The primary mission of the social work profession is to enhance human wellbeing and help meet the basic human needs of all people, with particular attention to the needs and empowerment of people who are vulnerable, oppressed, and living in poverty. A historic and defining feature of social work is the profession’s focus on individual wellbeing in a social context and the wellbeing of society. Fundamental to social work is attention to the environmental forces that create, contribute to, and address problems in living.
With more than 650,000 practicing social workers in the country, measuring success could be quite a challenge. We know there are many individual success stories all across the country. We need to hear more of them, but each of us knows a social worker who is meeting the call of the Code of Ethics by rescuing individuals and families from the traps of poverty, despair, homelessness, and crime. We are renewing hope in people caught up in the vicious cycles of depression, drug addiction, domestic violence and other traumas. Yet for every success story we know there are social workers who feel they are losing the battle because of the social forces that are crushing their clients.
We celebrate the individual and organizational successes and well we should. But how are we doing with the other part of the mission--the environmental forces that create and contribute to economic inequality, bare bones social welfare resources, failing schools, and far too many people languishing behind prison bars? How well are focusing on the well-being of our society? I believe the profession is actively impacting the well-being of society through research and advocacy. But I also believe there is more that we can do to make changes in society.
There has long been a tension in social work between “cause” and “function”—how much time and energy are devoted to helping clients navigate their environments or how much are devoted to activities that lead to changing that environment. Norman L. Wyers provides an extensive discussion about this in an article in a 1991 issue of the journal Social Work (Vol. 27, Issue 3, pg. 241)—a debate that he writes has been ongoing since 1929. In an article in a 1998 issue of Social Work (Vol. 43, Issue 6, pg. 541) Mimi Abramowitz gives a thorough historical overview of the profession’s struggle to meet individual needs and engage societal change and identifies the structural factors—professionalism and the market economy—that has limited social work’s engagement in societal change. These articles should be required reading for all social workers. I would give them to you but they are copyrighted.
Those of us who view ourselves as macro social work practitioners struggle to find our place in a profession that has tilted strongly towards licensure as defining the certifiable social worker. There is an interesting conversation occurring in one of the LinkedIn groups—The Network of Professional Social Workers—about who can call themselves a social worker. Obviously that varies from state to state but what is troubling is the breadth of the variations. In some states, you cannot call yourself a social worker if you do not have a license regardless of how many degrees you hold. We need a strong macro component in social work if we are to fulfill the totality of our mission. With that in mind I grade the profession a B-. We will pick up this discussion in future posts.

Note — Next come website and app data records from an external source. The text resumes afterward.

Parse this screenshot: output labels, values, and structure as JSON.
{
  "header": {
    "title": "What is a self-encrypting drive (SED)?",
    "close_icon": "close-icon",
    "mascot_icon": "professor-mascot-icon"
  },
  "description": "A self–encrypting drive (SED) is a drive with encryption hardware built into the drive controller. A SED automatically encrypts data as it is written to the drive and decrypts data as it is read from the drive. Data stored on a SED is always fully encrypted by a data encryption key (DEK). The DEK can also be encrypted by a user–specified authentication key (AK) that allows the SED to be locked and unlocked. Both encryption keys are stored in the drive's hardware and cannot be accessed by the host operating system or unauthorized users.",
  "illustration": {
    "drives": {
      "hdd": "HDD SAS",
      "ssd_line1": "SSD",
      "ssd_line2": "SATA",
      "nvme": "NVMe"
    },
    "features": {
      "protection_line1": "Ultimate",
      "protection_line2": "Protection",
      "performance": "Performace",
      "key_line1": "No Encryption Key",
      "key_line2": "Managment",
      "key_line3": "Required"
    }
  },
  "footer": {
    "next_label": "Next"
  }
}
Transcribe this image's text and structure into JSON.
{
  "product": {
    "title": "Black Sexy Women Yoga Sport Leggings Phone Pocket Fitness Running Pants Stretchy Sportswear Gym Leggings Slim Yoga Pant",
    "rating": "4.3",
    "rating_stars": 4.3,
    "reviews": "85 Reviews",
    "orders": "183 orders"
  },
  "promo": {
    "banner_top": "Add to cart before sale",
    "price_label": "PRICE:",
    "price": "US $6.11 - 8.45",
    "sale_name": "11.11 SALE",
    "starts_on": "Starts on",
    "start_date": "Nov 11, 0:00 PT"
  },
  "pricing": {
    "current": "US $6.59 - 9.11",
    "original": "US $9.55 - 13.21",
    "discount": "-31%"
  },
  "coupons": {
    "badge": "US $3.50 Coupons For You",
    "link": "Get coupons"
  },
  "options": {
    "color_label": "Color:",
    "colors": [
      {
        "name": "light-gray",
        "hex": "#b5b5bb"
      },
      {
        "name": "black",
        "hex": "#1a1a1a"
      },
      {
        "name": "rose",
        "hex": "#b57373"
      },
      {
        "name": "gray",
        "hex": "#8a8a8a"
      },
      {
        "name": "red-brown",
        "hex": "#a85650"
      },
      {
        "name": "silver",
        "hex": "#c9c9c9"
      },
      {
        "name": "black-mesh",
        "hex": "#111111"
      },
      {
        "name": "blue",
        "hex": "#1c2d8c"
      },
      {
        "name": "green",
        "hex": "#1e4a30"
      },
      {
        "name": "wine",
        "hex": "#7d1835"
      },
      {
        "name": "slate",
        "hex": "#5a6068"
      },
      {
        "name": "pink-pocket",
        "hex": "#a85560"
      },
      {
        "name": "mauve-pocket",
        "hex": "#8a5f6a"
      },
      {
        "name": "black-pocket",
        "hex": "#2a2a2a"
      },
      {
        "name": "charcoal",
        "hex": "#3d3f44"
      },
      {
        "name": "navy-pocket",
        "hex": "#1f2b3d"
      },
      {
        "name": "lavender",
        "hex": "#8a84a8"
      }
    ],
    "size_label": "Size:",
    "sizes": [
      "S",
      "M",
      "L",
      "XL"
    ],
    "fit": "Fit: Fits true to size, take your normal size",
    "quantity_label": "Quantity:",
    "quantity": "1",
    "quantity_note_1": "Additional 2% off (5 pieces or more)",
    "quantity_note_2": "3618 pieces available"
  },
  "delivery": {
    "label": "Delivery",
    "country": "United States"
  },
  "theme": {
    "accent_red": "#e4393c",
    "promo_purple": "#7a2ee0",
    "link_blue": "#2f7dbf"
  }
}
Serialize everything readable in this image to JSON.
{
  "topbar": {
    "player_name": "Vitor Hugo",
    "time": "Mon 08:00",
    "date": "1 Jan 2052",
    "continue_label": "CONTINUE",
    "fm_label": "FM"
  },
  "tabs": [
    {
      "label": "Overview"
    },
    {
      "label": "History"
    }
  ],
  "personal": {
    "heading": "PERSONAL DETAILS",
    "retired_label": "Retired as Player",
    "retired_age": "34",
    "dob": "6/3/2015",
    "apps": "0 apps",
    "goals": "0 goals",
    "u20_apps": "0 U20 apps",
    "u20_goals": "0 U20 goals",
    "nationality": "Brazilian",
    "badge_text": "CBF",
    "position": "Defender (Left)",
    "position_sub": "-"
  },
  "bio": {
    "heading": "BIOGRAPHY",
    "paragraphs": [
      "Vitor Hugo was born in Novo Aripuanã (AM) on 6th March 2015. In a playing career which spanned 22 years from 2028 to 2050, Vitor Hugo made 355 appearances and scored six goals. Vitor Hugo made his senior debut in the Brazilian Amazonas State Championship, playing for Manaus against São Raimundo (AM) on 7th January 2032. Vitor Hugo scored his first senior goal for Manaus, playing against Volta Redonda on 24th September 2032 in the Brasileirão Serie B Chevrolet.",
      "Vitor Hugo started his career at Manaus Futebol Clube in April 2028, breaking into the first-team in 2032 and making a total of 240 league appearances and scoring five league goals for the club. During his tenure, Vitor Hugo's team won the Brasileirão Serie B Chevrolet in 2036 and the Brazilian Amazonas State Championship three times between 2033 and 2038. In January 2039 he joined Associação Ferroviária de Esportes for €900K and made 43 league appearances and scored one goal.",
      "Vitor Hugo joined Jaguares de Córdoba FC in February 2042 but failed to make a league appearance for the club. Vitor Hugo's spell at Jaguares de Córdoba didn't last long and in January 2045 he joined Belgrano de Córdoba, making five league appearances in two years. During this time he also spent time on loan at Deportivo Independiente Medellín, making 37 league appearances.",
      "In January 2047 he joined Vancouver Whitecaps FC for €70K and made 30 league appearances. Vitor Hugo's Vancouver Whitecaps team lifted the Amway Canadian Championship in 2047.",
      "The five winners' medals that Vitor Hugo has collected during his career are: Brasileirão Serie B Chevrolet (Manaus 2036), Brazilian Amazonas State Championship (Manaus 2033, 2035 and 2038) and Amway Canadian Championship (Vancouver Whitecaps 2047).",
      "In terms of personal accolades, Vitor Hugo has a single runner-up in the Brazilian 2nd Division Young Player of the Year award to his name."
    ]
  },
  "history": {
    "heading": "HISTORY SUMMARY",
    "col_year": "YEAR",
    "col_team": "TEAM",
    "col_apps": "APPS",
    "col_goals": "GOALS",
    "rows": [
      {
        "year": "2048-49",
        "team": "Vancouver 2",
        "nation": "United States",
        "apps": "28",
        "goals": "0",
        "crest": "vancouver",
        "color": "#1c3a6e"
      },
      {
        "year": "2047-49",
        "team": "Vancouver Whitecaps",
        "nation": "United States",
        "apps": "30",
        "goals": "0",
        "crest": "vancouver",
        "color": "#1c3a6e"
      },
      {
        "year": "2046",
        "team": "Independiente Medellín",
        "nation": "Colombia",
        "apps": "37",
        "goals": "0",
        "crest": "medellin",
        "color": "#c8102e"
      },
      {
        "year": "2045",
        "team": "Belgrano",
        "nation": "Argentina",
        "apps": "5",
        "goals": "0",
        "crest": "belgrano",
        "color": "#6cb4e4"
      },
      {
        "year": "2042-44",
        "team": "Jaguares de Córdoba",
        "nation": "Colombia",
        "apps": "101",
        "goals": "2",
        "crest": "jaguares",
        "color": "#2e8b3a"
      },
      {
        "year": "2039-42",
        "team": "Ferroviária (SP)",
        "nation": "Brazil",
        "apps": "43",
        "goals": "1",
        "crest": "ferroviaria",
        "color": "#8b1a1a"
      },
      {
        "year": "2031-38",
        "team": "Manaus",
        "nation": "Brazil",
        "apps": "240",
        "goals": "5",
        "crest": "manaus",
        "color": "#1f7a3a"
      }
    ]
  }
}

Dr. Charles E. Lewis, Jr. served as deputy chief of staff and communications director for former Congressman Edolphus “Ed” Towns and was the staff coordinator for the Congressional Social Work Caucus. He was a full-time faculty member at Howard University School of Social Work prior to joining Rep. Towns’ staff and now is an adjunct associate professor. As staff coordinator for the Social Work Caucus, Dr. Lewis helped to plan and to coordinate numerous briefings and events on the Hill and in the 10th Congressional District in Brooklyn, New York.
This article was originally posted on http://crispinc.org/2014/02/11/grading-the-social-work-profession/#prettyPhoto